It's too easy for teens to get prescription meds.
Close to 10 percent of high school seniors have used an addictive, dangerous prescription narcotic within the past year. This is more than 10 times the rate of heroin use. Only tobacco, alcohol, and marijuana are abused more frequently. Many young people wrongly believe that prescription painkillers, even if taken without a prescription, are not addictive and are much safer than street drugs. They also say that prescription drugs are "available everywhere."
Although we don't know how much prescription narcotic drug abuse is fueled by Internet purchases, we can get a sense of their availability by going online. Search engines immediately identify thousands of websites that advertise drugs without prescription and offer to take any major credit card in payment.
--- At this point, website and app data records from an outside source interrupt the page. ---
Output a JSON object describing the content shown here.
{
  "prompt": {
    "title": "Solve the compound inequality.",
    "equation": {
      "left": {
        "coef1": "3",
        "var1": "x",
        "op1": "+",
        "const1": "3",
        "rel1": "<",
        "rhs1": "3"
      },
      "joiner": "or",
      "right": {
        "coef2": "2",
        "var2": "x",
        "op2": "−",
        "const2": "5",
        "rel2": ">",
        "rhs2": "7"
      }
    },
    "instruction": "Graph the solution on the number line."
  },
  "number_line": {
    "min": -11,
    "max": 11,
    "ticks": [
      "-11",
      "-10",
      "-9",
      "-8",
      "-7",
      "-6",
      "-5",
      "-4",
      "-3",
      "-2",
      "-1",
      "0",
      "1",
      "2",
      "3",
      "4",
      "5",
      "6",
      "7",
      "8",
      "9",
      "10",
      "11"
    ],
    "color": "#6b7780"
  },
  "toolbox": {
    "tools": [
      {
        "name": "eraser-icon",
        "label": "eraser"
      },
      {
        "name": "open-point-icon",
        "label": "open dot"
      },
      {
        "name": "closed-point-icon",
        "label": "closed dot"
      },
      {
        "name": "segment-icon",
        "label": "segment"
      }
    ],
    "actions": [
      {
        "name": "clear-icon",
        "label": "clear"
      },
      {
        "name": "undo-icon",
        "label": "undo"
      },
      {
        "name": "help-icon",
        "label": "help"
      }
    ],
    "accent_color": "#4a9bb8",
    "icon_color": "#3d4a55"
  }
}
The reach of the Internet makes it as easy for American teens to buy drugs as it is for them to buy books or music. If the Internet is not already the primary enabler of this epidemic, it will soon.
Stiffer penalties on the sellers of these drugs will not make an appreciable dent in Internet sales. Most of the websites offering these drugs are hosted outside the United States, with the sellers well beyond the reach of US law enforcement. A site selling Vicodin without a prescription can be created on a computer in Uzbekistan, registered to a business address in Pakistan, and deposit payments to a Cayman Islands bank. The drugs can be produced in a country that doesn't require prescriptions for narcotics. To believe that international law-enforcement cooperation will make this globalized business dangerous for the sellers would be a tragic mistake.